Persistent Arevalo Finds Self, Passions
“I lived the majority of my childhood being told I would never achieve anything,” said Nashville State Nursing student Elizabeth Arevalo, a New Jersey native.
The happily married mother of three recently was awarded a $1,000 Sam H. Odom Nursing Scholarship, established by the Sam H. Odom Foundation Trust through the Tennessee Board of Regents.
“Being told, ‘I’m proud of you,’ is daunting to me. I sometimes have to look behind to make sure it is me they are talking to. I honestly did not expect it and I cried when I received the email, it was amazing.”
Eli has overcome a lot in life to get to this point. Growing up in foster care, she was abused and dropped out of school in 7th grade due to the lack of support, guidance, and motivation. She married very young to a much older man, who was not kind.

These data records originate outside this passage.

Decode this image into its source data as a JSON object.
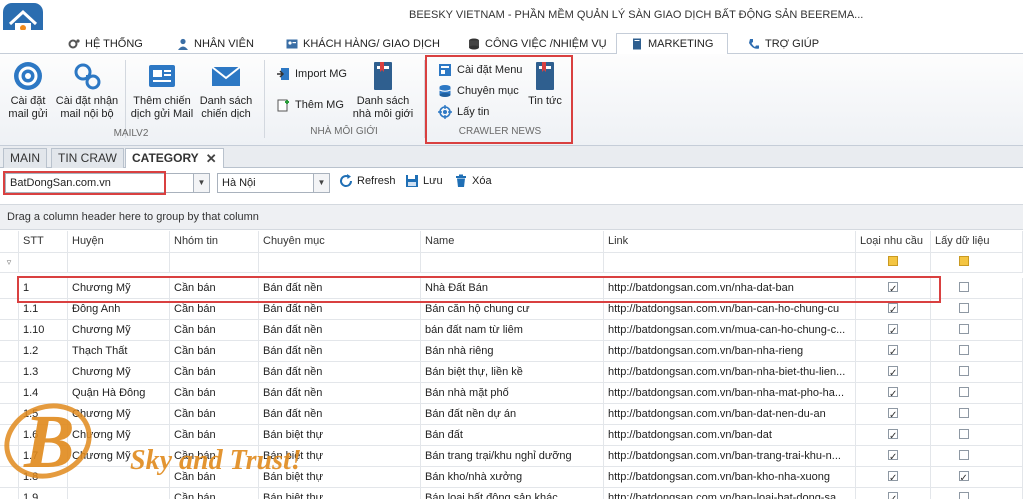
{
  "app": {
    "title": "BEESKY VIETNAM - PHẦN MỀM QUẢN LÝ SÀN GIAO DỊCH BẤT ĐỘNG SẢN BEEREMA..."
  },
  "ribbon_tabs": [
    {
      "label": "HỆ THỐNG",
      "icon": "gears-icon"
    },
    {
      "label": "NHÂN VIÊN",
      "icon": "user-icon"
    },
    {
      "label": "KHÁCH HÀNG/ GIAO DỊCH",
      "icon": "contact-card-icon"
    },
    {
      "label": "CÔNG VIỆC /NHIỆM VỤ",
      "icon": "database-icon"
    },
    {
      "label": "MARKETING",
      "icon": "book-icon",
      "active": true
    },
    {
      "label": "TRỢ GIÚP",
      "icon": "phone-icon"
    }
  ],
  "ribbon": {
    "mail_group": {
      "label": "MAILV2",
      "buttons": [
        "Cài đặt\nmail gửi",
        "Cài đặt nhận\nmail nội bộ",
        "Thêm chiến\ndịch gửi Mail",
        "Danh sách\nchiến dịch"
      ]
    },
    "broker_group": {
      "label": "NHÀ MÔI GIỚI",
      "small_buttons": [
        "Import MG",
        "Thêm MG"
      ],
      "large_button": "Danh sách\nnhà môi giới"
    },
    "crawler_group": {
      "label": "CRAWLER NEWS",
      "small_buttons": [
        "Cài đặt Menu",
        "Chuyên mục",
        "Lấy tin"
      ],
      "large_button": "Tin tức"
    }
  },
  "doc_tabs": [
    {
      "label": "MAIN"
    },
    {
      "label": "TIN CRAW"
    },
    {
      "label": "CATEGORY",
      "active": true,
      "closable": true
    }
  ],
  "toolbar": {
    "site_combo": "BatDongSan.com.vn",
    "city_combo": "Hà Nội",
    "refresh": "Refresh",
    "save": "Lưu",
    "delete": "Xóa"
  },
  "group_panel": "Drag a column header here to group by that column",
  "grid": {
    "columns": [
      "STT",
      "Huyện",
      "Nhóm tin",
      "Chuyên mục",
      "Name",
      "Link",
      "Loại nhu cầu",
      "Lấy dữ liệu"
    ],
    "rows": [
      {
        "stt": "1",
        "huyen": "Chương Mỹ",
        "nhom": "Cần bán",
        "chuyen": "Bán đất nền",
        "name": "Nhà Đất Bán",
        "link": "http://batdongsan.com.vn/nha-dat-ban",
        "loai": true,
        "lay": false
      },
      {
        "stt": "1.1",
        "huyen": "Đông Anh",
        "nhom": "Cần bán",
        "chuyen": "Bán đất nền",
        "name": "Bán căn hộ chung cư",
        "link": "http://batdongsan.com.vn/ban-can-ho-chung-cu",
        "loai": true,
        "lay": false
      },
      {
        "stt": "1.10",
        "huyen": "Chương Mỹ",
        "nhom": "Cần bán",
        "chuyen": "Bán đất nền",
        "name": "bán đất nam từ liêm",
        "link": "http://batdongsan.com.vn/mua-can-ho-chung-c...",
        "loai": true,
        "lay": false
      },
      {
        "stt": "1.2",
        "huyen": "Thạch Thất",
        "nhom": "Cần bán",
        "chuyen": "Bán đất nền",
        "name": "Bán nhà riêng",
        "link": "http://batdongsan.com.vn/ban-nha-rieng",
        "loai": true,
        "lay": false
      },
      {
        "stt": "1.3",
        "huyen": "Chương Mỹ",
        "nhom": "Cần bán",
        "chuyen": "Bán đất nền",
        "name": "Bán biệt thự, liền kề",
        "link": "http://batdongsan.com.vn/ban-nha-biet-thu-lien...",
        "loai": true,
        "lay": false
      },
      {
        "stt": "1.4",
        "huyen": "Quận Hà Đông",
        "nhom": "Cần bán",
        "chuyen": "Bán đất nền",
        "name": "Bán nhà mặt phố",
        "link": "http://batdongsan.com.vn/ban-nha-mat-pho-ha...",
        "loai": true,
        "lay": false
      },
      {
        "stt": "1.5",
        "huyen": "Chương Mỹ",
        "nhom": "Cần bán",
        "chuyen": "Bán đất nền",
        "name": "Bán đất nền dự án",
        "link": "http://batdongsan.com.vn/ban-dat-nen-du-an",
        "loai": true,
        "lay": false
      },
      {
        "stt": "1.6",
        "huyen": "Chương Mỹ",
        "nhom": "Cần bán",
        "chuyen": "Bán biệt thự",
        "name": "Bán đất",
        "link": "http://batdongsan.com.vn/ban-dat",
        "loai": true,
        "lay": false
      },
      {
        "stt": "1.7",
        "huyen": "Chương Mỹ",
        "nhom": "Cần bán",
        "chuyen": "Bán biệt thự",
        "name": "Bán trang trại/khu nghỉ dưỡng",
        "link": "http://batdongsan.com.vn/ban-trang-trai-khu-n...",
        "loai": true,
        "lay": false
      },
      {
        "stt": "1.8",
        "huyen": "",
        "nhom": "Cần bán",
        "chuyen": "Bán biệt thự",
        "name": "Bán kho/nhà xưởng",
        "link": "http://batdongsan.com.vn/ban-kho-nha-xuong",
        "loai": true,
        "lay": true
      },
      {
        "stt": "1.9",
        "huyen": "",
        "nhom": "Cần bán",
        "chuyen": "Bán biệt thự",
        "name": "Bán loại bất động sản khác",
        "link": "http://batdongsan.com.vn/ban-loai-bat-dong-sa...",
        "loai": true,
        "lay": false
      }
    ]
  },
  "watermark": {
    "letter": "B",
    "text": "Sky and Trust!"
  },
  "colors": {
    "accent": "#1f6fb5",
    "highlight": "#d94040",
    "logo_orange": "#f08a1c",
    "watermark": "#e08a1c"
  }
}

Mustering the courage to leave that bad situation, her journey continued over several years, eventually bringing her to Nashville. She took and passed the HiSET. Having earned a state-issued high school equivalency credential, Arevalo worked as a volunteer at the Sexual Assault Center, where she advised victims of assault to get an education.

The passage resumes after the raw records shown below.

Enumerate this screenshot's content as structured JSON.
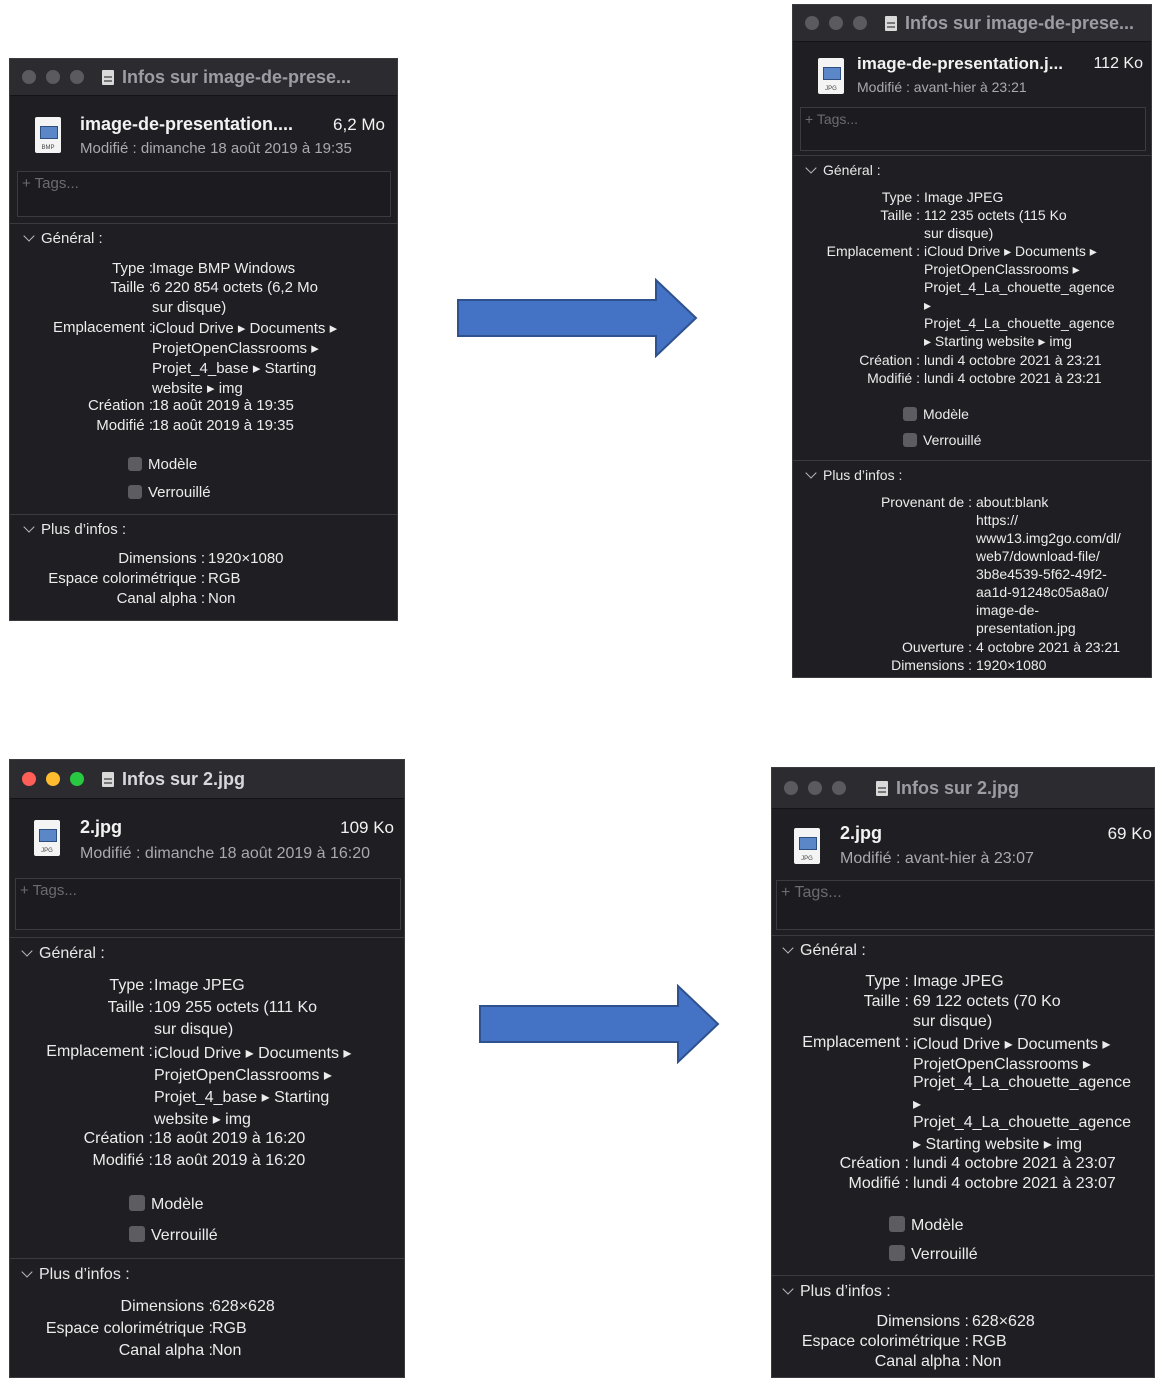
{
  "colors": {
    "window_bg": "#1f1f23",
    "arrow": "#4472c4",
    "arrow_border": "#2f528f"
  },
  "windows": [
    {
      "title": "Infos sur image-de-prese...",
      "file_name": "image-de-presentation....",
      "file_size": "6,2 Mo",
      "file_ext": "BMP",
      "modified": "Modifié : dimanche 18 août 2019 à 19:35",
      "tags_placeholder": "+ Tags...",
      "general_title": "Général :",
      "general_rows": [
        {
          "label": "Type :",
          "lines": [
            "Image BMP Windows"
          ]
        },
        {
          "label": "Taille :",
          "lines": [
            "6 220 854 octets (6,2 Mo",
            "sur disque)"
          ]
        },
        {
          "label": "Emplacement :",
          "lines": [
            "iCloud Drive ▸ Documents ▸",
            "ProjetOpenClassrooms ▸",
            "Projet_4_base ▸ Starting",
            "website ▸ img"
          ]
        },
        {
          "label": "Création :",
          "lines": [
            "18 août 2019 à 19:35"
          ]
        },
        {
          "label": "Modifié :",
          "lines": [
            "18 août 2019 à 19:35"
          ]
        }
      ],
      "checkboxes": [
        "Modèle",
        "Verrouillé"
      ],
      "more_title": "Plus d’infos :",
      "more_rows": [
        {
          "label": "Dimensions :",
          "lines": [
            "1920×1080"
          ]
        },
        {
          "label": "Espace colorimétrique :",
          "lines": [
            "RGB"
          ]
        },
        {
          "label": "Canal alpha :",
          "lines": [
            "Non"
          ]
        }
      ]
    },
    {
      "title": "Infos sur image-de-prese...",
      "file_name": "image-de-presentation.j...",
      "file_size": "112 Ko",
      "file_ext": "JPG",
      "modified": "Modifié : avant-hier à 23:21",
      "tags_placeholder": "+ Tags...",
      "general_title": "Général :",
      "general_rows": [
        {
          "label": "Type :",
          "lines": [
            "Image JPEG"
          ]
        },
        {
          "label": "Taille :",
          "lines": [
            "112 235 octets (115 Ko",
            "sur disque)"
          ]
        },
        {
          "label": "Emplacement :",
          "lines": [
            "iCloud Drive ▸ Documents ▸",
            "ProjetOpenClassrooms ▸",
            "Projet_4_La_chouette_agence",
            "▸",
            "Projet_4_La_chouette_agence",
            "▸ Starting website ▸ img"
          ]
        },
        {
          "label": "Création :",
          "lines": [
            "lundi 4 octobre 2021 à 23:21"
          ]
        },
        {
          "label": "Modifié :",
          "lines": [
            "lundi 4 octobre 2021 à 23:21"
          ]
        }
      ],
      "checkboxes": [
        "Modèle",
        "Verrouillé"
      ],
      "more_title": "Plus d’infos :",
      "more_rows": [
        {
          "label": "Provenant de :",
          "lines": [
            "about:blank",
            "https://",
            "www13.img2go.com/dl/",
            "web7/download-file/",
            "3b8e4539-5f62-49f2-",
            "aa1d-91248c05a8a0/",
            "image-de-",
            "presentation.jpg"
          ]
        },
        {
          "label": "Ouverture :",
          "lines": [
            "4 octobre 2021 à 23:21"
          ]
        },
        {
          "label": "Dimensions :",
          "lines": [
            "1920×1080"
          ]
        }
      ]
    },
    {
      "title": "Infos sur 2.jpg",
      "file_name": "2.jpg",
      "file_size": "109 Ko",
      "file_ext": "JPG",
      "modified": "Modifié : dimanche 18 août 2019 à 16:20",
      "tags_placeholder": "+ Tags...",
      "general_title": "Général :",
      "general_rows": [
        {
          "label": "Type :",
          "lines": [
            "Image JPEG"
          ]
        },
        {
          "label": "Taille :",
          "lines": [
            "109 255 octets (111 Ko",
            "sur disque)"
          ]
        },
        {
          "label": "Emplacement :",
          "lines": [
            "iCloud Drive ▸ Documents ▸",
            "ProjetOpenClassrooms ▸",
            "Projet_4_base ▸ Starting",
            "website ▸ img"
          ]
        },
        {
          "label": "Création :",
          "lines": [
            "18 août 2019 à 16:20"
          ]
        },
        {
          "label": "Modifié :",
          "lines": [
            "18 août 2019 à 16:20"
          ]
        }
      ],
      "checkboxes": [
        "Modèle",
        "Verrouillé"
      ],
      "more_title": "Plus d’infos :",
      "more_rows": [
        {
          "label": "Dimensions :",
          "lines": [
            "628×628"
          ]
        },
        {
          "label": "Espace colorimétrique :",
          "lines": [
            "RGB"
          ]
        },
        {
          "label": "Canal alpha :",
          "lines": [
            "Non"
          ]
        }
      ]
    },
    {
      "title": "Infos sur 2.jpg",
      "file_name": "2.jpg",
      "file_size": "69 Ko",
      "file_ext": "JPG",
      "modified": "Modifié : avant-hier à 23:07",
      "tags_placeholder": "+ Tags...",
      "general_title": "Général :",
      "general_rows": [
        {
          "label": "Type :",
          "lines": [
            "Image JPEG"
          ]
        },
        {
          "label": "Taille :",
          "lines": [
            "69 122 octets (70 Ko",
            "sur disque)"
          ]
        },
        {
          "label": "Emplacement :",
          "lines": [
            "iCloud Drive ▸ Documents ▸",
            "ProjetOpenClassrooms ▸",
            "Projet_4_La_chouette_agence",
            "▸",
            "Projet_4_La_chouette_agence",
            "▸ Starting website ▸ img"
          ]
        },
        {
          "label": "Création :",
          "lines": [
            "lundi 4 octobre 2021 à 23:07"
          ]
        },
        {
          "label": "Modifié :",
          "lines": [
            "lundi 4 octobre 2021 à 23:07"
          ]
        }
      ],
      "checkboxes": [
        "Modèle",
        "Verrouillé"
      ],
      "more_title": "Plus d’infos :",
      "more_rows": [
        {
          "label": "Dimensions :",
          "lines": [
            "628×628"
          ]
        },
        {
          "label": "Espace colorimétrique :",
          "lines": [
            "RGB"
          ]
        },
        {
          "label": "Canal alpha :",
          "lines": [
            "Non"
          ]
        }
      ]
    }
  ]
}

“The only way to help yourself get out of a bad situation and to care for your children is by empowering yourself.”
While volunteering, she had to undergo a kidney transplant. During this time the seeds of taking care of others as a career began taking root.
“I met other patients who seemed lost and did not understand the process. When that happens, a patient will make decisions based on fear rather than knowledge. I saw the language barrier as being one of those problems. If you can't understand your options, you will make the decision that seems the easiest and not necessarily the best.”
Taking her own advice, Eli applied and was accepted into Nashville State’s Nursing program.
“I picked the Nursing program because I heard it has the best reputation. The nurses that come out of there are fully prepared.”
“I have learned that having an education and something of your own is extremely empowering.”
Eli is set to graduate in May 2023. Her ultimate goal is to become a forensic nurse, which Nashville has very few of.
“I have a year of patient care before I can become a forensic nurse, and in that time and long after, I will advocate for more bilingual people in the nursing world.”
Arevalo embodies all that is good about being a Nashville State Falcon.
“Heck, maybe one day I’ll be an instructor at Nashville State helping people like me.”